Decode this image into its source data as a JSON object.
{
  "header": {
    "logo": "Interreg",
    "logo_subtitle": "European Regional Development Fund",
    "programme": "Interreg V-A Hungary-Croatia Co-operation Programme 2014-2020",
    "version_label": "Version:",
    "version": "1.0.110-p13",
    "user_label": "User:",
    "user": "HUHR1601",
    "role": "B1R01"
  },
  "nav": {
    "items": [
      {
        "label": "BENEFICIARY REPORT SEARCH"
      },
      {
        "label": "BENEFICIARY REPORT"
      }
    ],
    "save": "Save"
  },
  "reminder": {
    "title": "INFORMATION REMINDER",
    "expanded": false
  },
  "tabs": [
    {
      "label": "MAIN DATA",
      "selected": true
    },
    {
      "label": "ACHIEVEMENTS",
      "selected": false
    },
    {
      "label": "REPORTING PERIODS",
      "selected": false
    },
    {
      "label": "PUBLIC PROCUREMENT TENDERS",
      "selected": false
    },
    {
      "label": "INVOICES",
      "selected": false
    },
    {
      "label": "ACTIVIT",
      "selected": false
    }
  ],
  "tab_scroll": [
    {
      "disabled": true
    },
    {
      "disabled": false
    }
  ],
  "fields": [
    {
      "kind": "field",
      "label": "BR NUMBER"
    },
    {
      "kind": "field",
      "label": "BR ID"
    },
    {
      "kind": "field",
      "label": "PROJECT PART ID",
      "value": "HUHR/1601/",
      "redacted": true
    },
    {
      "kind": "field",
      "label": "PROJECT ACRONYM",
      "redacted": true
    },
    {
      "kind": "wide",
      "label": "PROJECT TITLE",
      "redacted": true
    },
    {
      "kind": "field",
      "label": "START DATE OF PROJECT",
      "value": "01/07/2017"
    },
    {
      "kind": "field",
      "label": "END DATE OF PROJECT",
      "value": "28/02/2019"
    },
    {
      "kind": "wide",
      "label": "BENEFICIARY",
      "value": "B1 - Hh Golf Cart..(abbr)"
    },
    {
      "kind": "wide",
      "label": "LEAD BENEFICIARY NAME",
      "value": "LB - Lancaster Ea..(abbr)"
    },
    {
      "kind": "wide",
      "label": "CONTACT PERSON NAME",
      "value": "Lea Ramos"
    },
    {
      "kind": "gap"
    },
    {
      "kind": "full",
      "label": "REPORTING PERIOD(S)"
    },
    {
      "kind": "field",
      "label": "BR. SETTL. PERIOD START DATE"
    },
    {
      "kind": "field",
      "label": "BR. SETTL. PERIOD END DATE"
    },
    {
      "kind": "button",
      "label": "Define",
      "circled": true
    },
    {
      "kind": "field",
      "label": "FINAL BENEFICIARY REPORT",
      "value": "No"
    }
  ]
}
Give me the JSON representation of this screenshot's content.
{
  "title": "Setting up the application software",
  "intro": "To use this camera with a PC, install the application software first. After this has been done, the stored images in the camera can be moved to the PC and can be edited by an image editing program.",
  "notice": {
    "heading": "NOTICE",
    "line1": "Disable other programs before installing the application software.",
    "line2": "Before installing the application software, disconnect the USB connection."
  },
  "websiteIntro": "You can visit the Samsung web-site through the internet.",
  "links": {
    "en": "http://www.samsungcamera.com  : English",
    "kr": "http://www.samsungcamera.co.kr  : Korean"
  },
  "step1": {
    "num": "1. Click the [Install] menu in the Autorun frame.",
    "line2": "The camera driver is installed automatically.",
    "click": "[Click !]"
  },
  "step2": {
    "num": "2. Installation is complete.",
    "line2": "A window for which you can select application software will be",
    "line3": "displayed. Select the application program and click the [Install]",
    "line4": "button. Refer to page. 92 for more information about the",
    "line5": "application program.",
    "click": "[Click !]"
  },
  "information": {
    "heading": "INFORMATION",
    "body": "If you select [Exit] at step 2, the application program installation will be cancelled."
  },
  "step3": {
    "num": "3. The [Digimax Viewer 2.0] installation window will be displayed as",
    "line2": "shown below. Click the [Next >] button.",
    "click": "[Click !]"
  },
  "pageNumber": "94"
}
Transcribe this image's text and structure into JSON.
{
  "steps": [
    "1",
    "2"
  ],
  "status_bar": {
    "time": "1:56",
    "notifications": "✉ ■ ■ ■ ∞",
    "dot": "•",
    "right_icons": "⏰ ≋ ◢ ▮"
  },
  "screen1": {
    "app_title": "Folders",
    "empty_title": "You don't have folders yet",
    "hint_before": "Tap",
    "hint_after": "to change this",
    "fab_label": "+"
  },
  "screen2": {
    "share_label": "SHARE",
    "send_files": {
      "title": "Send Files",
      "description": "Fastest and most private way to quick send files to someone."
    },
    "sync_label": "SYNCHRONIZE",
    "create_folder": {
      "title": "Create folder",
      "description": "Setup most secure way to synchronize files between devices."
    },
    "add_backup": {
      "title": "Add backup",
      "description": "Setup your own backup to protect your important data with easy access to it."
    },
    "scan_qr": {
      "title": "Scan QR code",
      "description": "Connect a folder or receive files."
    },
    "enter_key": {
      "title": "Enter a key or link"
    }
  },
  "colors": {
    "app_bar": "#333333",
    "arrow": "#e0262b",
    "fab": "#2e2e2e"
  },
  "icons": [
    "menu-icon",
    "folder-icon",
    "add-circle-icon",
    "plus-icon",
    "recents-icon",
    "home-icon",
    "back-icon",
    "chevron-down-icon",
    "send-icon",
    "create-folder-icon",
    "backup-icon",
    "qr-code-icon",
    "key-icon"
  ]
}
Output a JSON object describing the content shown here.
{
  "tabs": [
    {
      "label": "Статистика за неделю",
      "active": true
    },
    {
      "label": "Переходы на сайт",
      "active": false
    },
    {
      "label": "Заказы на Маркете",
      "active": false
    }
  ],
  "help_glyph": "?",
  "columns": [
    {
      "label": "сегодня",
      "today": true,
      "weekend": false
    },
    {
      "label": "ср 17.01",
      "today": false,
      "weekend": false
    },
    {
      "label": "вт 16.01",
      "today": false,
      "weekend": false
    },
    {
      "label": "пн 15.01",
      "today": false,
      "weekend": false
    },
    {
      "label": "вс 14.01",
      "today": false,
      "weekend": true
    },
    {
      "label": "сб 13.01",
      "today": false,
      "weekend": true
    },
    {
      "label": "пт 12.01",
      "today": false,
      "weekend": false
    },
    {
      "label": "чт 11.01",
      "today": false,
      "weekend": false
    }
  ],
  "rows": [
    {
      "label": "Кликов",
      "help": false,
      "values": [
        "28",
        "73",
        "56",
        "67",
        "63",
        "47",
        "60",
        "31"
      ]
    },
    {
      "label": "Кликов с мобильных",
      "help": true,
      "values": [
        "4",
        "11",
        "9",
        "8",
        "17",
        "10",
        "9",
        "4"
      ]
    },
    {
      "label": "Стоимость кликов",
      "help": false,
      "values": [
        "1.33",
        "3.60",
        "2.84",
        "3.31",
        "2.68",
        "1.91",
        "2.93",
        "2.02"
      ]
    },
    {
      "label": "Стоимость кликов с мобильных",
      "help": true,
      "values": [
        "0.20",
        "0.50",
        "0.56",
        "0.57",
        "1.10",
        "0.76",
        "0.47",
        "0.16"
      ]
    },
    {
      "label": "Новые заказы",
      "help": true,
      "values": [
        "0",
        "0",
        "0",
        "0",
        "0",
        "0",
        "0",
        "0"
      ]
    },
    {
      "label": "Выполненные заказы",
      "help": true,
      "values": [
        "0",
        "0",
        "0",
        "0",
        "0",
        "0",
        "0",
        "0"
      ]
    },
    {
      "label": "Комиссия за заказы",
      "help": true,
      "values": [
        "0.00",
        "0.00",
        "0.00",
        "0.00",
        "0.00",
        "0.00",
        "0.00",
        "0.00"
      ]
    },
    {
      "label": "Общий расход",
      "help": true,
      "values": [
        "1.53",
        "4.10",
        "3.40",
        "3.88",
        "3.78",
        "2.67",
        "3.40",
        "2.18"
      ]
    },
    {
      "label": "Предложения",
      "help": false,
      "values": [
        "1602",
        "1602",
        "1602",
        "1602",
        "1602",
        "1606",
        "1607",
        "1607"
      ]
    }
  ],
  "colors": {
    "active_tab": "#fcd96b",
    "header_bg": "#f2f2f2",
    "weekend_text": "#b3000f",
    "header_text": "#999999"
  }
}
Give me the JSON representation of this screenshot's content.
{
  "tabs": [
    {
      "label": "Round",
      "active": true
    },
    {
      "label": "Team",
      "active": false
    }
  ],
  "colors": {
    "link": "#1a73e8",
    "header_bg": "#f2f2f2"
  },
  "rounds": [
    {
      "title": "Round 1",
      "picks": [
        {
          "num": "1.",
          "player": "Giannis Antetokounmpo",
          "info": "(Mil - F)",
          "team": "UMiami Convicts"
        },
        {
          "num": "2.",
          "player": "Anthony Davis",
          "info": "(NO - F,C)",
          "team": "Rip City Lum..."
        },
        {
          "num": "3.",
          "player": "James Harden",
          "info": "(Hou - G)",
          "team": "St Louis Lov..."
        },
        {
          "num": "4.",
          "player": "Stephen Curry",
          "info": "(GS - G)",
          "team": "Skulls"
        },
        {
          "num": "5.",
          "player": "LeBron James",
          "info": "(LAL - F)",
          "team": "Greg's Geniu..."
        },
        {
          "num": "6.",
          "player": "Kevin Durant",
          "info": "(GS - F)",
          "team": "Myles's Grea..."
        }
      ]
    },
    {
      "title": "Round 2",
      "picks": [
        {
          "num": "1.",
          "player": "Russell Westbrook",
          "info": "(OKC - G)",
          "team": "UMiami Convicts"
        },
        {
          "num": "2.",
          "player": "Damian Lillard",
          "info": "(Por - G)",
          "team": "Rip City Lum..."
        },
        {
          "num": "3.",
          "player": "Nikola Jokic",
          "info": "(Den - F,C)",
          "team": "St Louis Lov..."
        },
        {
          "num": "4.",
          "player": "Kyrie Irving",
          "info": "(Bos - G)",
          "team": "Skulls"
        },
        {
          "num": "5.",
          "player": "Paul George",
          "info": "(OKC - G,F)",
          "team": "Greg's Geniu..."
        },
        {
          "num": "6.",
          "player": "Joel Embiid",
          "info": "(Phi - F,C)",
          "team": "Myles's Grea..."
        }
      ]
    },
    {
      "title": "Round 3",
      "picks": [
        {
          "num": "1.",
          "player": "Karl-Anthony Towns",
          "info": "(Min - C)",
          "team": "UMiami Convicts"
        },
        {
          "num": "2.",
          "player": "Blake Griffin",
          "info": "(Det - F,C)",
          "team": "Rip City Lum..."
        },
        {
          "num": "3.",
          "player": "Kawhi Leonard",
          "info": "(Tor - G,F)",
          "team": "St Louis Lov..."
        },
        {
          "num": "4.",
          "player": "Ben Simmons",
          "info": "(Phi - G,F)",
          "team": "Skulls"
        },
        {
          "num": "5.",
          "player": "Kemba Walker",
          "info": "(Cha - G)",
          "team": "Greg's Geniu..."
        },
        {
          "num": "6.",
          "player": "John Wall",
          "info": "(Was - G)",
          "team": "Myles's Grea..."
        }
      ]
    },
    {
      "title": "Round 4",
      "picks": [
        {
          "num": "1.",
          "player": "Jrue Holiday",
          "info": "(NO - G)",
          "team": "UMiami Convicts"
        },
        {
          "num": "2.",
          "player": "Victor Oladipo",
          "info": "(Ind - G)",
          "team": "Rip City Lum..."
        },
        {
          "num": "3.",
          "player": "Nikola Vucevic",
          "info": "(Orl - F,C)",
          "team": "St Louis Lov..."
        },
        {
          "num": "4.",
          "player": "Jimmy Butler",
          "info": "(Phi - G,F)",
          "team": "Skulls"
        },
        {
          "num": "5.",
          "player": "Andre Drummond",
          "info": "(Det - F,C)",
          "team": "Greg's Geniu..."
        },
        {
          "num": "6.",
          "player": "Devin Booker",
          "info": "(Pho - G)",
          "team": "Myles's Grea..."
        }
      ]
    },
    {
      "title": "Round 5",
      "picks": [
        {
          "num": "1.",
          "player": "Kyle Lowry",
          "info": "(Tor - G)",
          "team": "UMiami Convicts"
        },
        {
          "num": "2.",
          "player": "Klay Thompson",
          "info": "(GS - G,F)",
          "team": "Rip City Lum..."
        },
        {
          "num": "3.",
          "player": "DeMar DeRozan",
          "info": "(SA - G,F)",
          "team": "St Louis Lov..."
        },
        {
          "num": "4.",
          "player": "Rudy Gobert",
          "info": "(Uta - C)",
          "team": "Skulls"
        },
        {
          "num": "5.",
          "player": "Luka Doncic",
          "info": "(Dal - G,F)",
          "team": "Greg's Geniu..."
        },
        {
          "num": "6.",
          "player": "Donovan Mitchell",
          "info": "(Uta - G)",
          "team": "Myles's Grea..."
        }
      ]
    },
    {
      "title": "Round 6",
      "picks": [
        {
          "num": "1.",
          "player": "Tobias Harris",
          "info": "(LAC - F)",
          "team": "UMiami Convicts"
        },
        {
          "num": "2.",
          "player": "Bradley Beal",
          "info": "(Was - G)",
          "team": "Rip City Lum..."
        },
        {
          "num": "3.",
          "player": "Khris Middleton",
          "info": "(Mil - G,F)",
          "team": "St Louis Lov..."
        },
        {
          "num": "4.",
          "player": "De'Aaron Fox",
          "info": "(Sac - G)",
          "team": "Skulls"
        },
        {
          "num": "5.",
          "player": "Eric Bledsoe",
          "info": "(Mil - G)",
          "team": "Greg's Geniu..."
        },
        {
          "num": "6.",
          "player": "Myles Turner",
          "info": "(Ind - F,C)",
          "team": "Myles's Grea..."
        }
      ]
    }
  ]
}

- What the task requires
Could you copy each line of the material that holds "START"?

- Final answer
      "label": "START DATE OF PROJECT",
      "label": "BR. SETTL. PERIOD START DATE"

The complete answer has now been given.